[Excerpts from a dataset]
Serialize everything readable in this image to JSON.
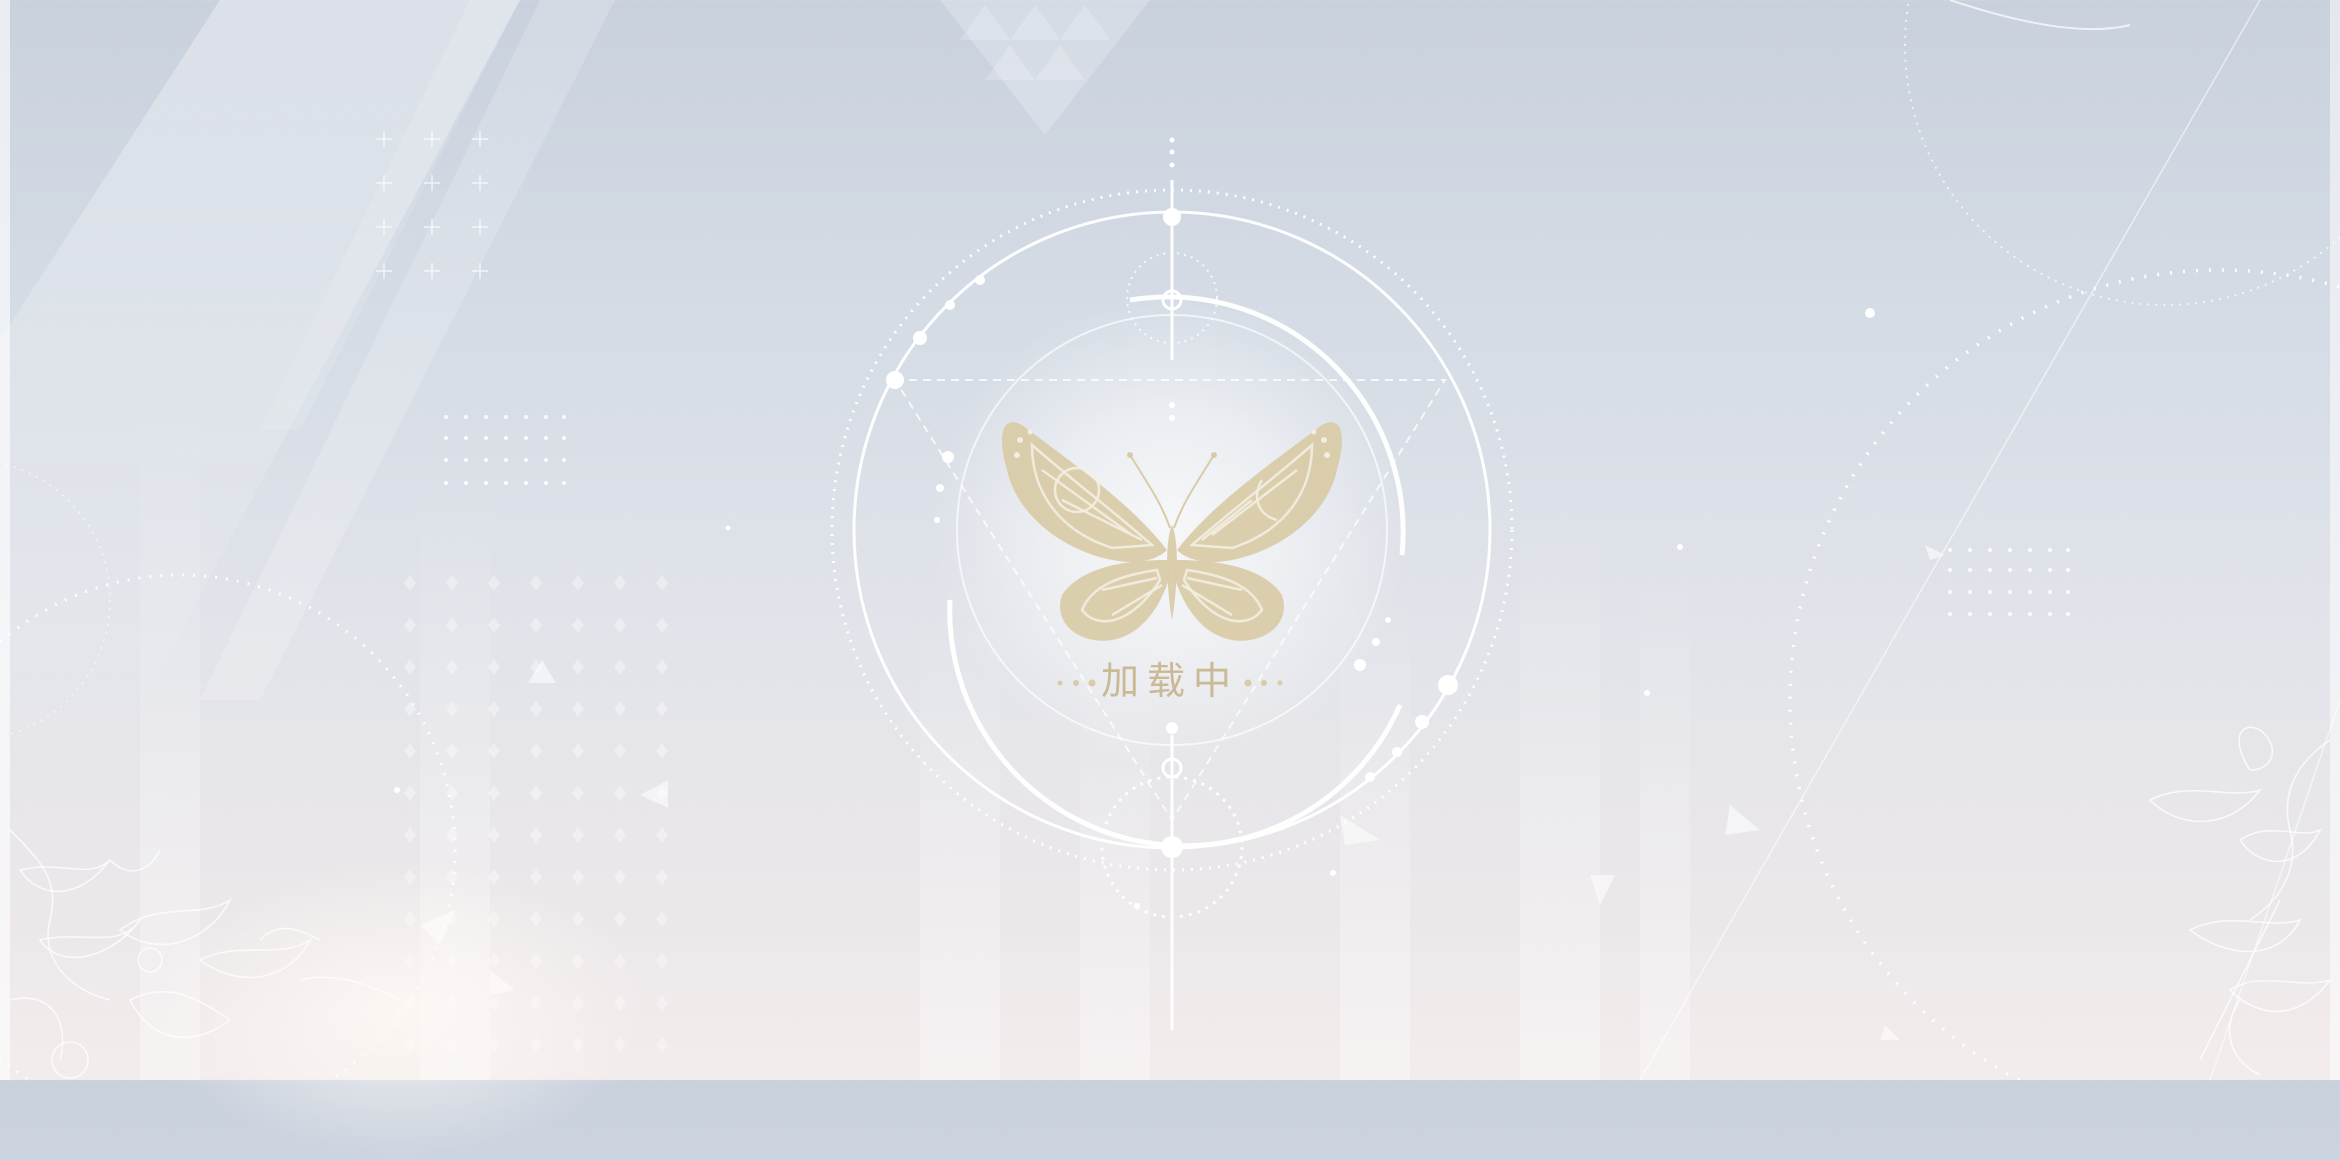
{
  "loading": {
    "label": "加载中"
  },
  "icons": {
    "center_emblem": "butterfly-icon"
  },
  "colors": {
    "accent_gold": "#c9b994",
    "ring_white": "#ffffff",
    "background_top": "#c9d1dd",
    "background_bottom": "#f3ecec"
  }
}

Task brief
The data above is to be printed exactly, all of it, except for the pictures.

Result of the exercise
Serialize everything readable in this image to JSON.
{
  "loading": {
    "label": "加载中"
  },
  "icons": {
    "center_emblem": "butterfly-icon"
  },
  "colors": {
    "accent_gold": "#c9b994",
    "ring_white": "#ffffff",
    "background_top": "#c9d1dd",
    "background_bottom": "#f3ecec"
  }
}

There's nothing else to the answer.